LinuxBoot consists of the following components:
This does not have to be a specific BIOS; currently LinuxBoot supports UEFI and coreboot.
LinuxBoot is not intended to be a runtime production kernel; rather, it is meant to replace specific UEFI functionality using Linux kernel capabilities and then boot the actual production kernel on the machine. Kernel configuration files specific to LinuxBoot provide the needed Linux kernel capabilities without bloating the size of the BIOS with unnecessary drivers.
These config files disable options that are not needed in the LinuxBoot kernel and add some patches that are needed.
When Linux boots it needs a root file system that provides boot and startup utilities. LinuxBoot uses u-root to create an initramfs for this purpose.
The initramfs is a root file system that is embedded within the firmware image itself. It is intended to be placed in a flash device along with the Linux kernel as part of the firmware image for LinuxBoot. The initramfs is essentially a set of directories bundled into a single cpio archive.

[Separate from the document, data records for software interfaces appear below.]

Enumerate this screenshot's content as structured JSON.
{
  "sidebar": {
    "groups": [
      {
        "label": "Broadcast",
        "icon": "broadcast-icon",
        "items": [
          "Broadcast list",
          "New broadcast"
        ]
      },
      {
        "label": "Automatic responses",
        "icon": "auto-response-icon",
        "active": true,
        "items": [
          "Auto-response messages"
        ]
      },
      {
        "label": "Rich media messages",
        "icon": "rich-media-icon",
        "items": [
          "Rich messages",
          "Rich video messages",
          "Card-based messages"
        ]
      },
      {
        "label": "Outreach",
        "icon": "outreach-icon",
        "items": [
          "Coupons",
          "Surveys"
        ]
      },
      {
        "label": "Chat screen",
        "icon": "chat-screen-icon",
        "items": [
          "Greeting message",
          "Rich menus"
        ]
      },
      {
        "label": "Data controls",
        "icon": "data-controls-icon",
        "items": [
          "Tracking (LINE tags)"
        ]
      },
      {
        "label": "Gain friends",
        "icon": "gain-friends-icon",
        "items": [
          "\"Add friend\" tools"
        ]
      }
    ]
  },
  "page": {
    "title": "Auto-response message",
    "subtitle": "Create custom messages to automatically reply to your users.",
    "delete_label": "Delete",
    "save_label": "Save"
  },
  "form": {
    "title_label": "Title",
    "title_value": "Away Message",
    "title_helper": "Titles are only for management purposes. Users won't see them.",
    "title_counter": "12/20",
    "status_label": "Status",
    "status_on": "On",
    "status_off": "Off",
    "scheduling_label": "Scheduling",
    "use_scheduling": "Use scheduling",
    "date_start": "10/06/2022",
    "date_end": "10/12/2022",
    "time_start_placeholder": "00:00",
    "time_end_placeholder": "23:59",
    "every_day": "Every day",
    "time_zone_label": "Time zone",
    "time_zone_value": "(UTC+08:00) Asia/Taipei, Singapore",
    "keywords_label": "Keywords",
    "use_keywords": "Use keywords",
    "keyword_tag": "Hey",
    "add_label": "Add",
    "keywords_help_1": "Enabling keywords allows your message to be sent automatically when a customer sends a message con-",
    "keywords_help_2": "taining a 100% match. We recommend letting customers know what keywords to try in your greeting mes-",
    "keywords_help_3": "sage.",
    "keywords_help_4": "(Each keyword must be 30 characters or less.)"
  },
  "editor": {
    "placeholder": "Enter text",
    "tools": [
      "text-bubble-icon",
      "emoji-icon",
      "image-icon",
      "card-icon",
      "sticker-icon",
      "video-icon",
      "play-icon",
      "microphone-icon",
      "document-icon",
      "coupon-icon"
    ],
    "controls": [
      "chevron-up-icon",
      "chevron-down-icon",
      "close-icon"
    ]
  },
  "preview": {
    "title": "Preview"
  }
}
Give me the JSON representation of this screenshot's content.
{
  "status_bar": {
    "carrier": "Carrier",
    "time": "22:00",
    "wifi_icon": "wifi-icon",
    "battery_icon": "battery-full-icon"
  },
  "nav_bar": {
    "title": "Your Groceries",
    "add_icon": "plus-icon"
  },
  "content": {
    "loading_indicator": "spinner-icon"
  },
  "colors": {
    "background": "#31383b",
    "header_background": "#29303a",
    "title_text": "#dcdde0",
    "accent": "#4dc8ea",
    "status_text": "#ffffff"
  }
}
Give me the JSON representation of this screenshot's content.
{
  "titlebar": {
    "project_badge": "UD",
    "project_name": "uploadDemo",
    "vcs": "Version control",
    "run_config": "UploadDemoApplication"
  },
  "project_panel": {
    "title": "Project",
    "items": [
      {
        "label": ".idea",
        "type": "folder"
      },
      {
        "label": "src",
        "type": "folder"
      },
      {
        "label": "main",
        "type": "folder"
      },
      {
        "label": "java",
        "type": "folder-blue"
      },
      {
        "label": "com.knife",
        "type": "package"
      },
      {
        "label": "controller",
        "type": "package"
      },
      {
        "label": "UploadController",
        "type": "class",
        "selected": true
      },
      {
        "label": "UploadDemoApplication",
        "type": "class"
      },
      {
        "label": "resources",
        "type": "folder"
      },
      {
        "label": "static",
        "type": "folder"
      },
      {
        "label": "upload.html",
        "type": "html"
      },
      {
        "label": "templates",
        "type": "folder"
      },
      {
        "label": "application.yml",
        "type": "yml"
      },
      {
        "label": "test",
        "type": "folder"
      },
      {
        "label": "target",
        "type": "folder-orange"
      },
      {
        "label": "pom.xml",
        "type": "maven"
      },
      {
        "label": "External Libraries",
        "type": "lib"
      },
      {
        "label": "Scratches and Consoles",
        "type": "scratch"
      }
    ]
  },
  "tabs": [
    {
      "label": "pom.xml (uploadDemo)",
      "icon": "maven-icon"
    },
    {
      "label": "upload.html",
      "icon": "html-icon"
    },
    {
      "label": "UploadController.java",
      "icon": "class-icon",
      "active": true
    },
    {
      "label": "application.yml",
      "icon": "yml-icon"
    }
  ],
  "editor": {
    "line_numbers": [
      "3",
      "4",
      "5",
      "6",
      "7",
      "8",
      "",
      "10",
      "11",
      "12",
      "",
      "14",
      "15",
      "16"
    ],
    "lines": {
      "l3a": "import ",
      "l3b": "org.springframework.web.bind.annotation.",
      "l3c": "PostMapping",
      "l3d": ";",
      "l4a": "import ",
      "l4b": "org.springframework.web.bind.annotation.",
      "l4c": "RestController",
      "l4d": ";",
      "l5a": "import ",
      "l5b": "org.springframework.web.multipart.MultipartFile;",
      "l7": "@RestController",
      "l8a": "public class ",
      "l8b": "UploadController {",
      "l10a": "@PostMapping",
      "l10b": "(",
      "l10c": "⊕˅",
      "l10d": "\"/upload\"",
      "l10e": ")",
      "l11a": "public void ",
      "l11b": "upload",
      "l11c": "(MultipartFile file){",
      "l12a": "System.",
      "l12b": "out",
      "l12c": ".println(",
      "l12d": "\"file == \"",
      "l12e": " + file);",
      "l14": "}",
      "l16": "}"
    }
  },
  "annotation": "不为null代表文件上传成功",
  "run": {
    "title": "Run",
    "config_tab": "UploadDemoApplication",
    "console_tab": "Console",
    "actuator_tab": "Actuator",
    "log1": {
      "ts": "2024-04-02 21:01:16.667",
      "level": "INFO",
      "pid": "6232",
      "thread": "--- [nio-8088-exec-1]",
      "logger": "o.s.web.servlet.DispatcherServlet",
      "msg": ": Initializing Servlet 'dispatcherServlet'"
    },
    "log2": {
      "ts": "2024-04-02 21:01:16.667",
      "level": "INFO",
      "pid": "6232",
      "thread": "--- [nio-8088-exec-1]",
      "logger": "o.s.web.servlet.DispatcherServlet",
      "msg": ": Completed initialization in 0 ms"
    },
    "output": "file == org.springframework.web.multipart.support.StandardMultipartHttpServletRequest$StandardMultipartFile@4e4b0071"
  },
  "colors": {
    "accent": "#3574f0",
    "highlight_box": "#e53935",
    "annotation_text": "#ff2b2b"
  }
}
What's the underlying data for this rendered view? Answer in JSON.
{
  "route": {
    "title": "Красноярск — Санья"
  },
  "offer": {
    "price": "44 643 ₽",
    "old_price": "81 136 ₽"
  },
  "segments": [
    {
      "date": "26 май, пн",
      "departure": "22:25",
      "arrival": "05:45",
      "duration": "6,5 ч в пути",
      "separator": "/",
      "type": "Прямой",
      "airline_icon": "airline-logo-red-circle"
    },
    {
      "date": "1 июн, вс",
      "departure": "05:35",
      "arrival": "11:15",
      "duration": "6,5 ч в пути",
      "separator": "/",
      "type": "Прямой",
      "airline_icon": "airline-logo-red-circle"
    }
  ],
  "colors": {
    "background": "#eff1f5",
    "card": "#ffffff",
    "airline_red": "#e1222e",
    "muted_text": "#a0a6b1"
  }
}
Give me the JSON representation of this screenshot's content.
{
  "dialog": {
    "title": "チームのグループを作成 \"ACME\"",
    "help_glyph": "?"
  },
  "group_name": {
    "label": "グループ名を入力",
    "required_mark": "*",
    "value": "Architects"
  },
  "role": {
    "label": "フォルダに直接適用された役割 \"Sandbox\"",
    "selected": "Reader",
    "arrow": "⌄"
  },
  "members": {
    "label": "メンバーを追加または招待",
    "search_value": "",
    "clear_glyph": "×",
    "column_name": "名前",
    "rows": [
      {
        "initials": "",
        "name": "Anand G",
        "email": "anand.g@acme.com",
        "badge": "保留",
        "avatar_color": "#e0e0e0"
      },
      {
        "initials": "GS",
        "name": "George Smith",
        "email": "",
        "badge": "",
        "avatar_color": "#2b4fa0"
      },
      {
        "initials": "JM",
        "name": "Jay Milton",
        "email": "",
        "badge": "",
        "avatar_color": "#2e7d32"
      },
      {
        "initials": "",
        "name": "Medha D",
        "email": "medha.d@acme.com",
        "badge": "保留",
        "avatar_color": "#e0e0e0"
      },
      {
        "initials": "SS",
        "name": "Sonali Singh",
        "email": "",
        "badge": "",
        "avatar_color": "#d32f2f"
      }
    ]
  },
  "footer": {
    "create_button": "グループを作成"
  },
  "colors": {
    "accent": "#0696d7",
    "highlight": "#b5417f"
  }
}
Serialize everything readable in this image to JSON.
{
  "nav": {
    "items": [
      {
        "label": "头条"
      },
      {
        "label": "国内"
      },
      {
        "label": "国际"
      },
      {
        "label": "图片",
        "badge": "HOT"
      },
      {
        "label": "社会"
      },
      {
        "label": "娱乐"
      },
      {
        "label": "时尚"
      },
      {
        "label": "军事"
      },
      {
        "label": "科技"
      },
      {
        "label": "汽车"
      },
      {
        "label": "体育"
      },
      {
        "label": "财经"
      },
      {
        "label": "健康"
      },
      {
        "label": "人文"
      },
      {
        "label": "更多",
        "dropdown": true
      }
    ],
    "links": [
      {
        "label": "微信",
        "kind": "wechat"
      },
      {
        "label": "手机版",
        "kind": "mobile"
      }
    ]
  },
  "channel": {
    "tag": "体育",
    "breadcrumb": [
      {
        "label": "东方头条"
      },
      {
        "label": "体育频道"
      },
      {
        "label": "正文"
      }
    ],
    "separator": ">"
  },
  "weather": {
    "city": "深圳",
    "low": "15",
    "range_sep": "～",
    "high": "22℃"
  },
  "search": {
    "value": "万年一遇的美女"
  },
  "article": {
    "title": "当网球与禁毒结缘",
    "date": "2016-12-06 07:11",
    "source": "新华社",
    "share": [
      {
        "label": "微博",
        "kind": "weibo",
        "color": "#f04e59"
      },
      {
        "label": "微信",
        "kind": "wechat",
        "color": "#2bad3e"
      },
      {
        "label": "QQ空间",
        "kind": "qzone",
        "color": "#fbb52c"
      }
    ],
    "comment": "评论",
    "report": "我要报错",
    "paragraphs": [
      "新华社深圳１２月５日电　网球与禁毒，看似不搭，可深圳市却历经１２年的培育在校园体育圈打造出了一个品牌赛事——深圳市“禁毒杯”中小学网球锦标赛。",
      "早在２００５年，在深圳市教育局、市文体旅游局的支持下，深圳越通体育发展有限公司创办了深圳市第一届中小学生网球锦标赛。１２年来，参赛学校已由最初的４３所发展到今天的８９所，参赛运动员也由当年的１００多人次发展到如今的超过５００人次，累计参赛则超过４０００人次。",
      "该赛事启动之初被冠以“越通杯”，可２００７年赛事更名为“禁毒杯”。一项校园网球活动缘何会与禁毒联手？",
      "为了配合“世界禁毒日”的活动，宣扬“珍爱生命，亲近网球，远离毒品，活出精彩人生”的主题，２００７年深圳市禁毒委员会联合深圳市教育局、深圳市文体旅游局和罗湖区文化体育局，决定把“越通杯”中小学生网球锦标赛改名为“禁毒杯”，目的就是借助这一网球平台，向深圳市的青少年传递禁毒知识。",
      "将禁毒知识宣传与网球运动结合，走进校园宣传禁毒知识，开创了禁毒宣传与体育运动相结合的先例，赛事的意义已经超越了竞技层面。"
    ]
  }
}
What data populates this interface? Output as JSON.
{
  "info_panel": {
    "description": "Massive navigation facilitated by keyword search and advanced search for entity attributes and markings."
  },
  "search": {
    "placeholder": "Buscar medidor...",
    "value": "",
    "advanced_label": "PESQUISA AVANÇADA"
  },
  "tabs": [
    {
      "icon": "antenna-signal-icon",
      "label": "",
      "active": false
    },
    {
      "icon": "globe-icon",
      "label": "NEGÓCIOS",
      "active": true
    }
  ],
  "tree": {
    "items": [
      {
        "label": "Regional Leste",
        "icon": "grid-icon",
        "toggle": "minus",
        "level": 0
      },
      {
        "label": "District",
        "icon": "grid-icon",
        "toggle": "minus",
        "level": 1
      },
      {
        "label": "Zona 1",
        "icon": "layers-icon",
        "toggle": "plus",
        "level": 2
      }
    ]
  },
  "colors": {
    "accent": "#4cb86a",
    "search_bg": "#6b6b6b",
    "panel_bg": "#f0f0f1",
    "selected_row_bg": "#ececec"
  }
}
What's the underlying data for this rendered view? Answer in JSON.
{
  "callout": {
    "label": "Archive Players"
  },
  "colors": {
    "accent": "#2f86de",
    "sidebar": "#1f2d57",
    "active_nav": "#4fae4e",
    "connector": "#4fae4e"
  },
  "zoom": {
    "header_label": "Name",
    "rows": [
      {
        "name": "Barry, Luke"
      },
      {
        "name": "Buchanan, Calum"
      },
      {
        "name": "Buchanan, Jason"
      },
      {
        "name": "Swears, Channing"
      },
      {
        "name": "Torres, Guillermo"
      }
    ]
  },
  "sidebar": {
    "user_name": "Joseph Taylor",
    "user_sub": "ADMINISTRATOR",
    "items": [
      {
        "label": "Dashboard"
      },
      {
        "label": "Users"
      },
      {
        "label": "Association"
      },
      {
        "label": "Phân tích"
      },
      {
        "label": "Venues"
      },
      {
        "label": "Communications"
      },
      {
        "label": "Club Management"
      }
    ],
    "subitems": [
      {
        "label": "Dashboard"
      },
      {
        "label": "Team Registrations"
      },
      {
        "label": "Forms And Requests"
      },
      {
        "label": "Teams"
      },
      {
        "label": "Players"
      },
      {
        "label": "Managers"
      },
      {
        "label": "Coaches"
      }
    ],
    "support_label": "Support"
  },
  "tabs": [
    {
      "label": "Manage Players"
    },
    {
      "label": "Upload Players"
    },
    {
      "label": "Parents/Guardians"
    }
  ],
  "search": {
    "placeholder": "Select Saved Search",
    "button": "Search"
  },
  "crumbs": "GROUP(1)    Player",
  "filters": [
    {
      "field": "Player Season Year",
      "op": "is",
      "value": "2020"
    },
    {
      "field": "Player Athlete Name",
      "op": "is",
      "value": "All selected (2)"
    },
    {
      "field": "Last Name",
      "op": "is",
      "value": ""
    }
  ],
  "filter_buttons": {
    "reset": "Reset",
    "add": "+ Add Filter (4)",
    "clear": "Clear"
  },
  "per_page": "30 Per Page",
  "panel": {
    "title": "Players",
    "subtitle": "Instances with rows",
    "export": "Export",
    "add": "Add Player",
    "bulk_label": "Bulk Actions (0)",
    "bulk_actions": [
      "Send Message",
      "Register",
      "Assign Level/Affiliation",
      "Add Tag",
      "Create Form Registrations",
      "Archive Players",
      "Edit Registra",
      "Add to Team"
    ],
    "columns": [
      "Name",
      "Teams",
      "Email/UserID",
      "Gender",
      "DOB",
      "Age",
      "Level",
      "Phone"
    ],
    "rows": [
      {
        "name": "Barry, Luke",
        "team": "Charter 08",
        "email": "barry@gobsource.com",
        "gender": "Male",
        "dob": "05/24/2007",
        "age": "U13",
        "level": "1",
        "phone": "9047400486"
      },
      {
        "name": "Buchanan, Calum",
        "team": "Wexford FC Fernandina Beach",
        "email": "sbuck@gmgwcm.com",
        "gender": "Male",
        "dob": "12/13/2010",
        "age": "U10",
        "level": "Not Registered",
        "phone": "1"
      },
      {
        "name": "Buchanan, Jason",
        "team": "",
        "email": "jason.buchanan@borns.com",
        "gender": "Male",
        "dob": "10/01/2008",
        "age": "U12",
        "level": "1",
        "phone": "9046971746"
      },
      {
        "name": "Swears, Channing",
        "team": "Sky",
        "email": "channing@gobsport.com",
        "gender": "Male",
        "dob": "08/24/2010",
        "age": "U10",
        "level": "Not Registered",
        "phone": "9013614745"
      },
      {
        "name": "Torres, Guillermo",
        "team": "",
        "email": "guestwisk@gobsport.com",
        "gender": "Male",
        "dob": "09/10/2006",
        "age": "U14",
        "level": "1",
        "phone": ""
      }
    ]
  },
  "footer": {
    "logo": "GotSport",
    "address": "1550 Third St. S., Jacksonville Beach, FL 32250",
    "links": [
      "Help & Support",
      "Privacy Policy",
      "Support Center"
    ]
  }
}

At boot time, the boot loader or firmware (for example, coreboot) loads
the bzImage and initramfs into memory and starts the kernel. The kernel
checks for the presence of the initramfs and, if found, unpacks it, mounts
/ and runs
There are many types of initramfs, in this topic we focus on u-root. u-root is a Go userland (a set of programs and libraries written in Go that are used to interact with the kernel). It contains a toolset of standard Linux applications and commands.
u-root can create an initramfs in two different modes:
The initramfs provided by u-root implements the toolchain needed to securely boot the machine from the network, perform identity verification, communicate with different internal boot-related components, and kexec the next kernel.
u-root is an open source project hosted on GitHub. Within the u-root
repository, we have executable commands in
cmds and the packages containing
libraries and implementations in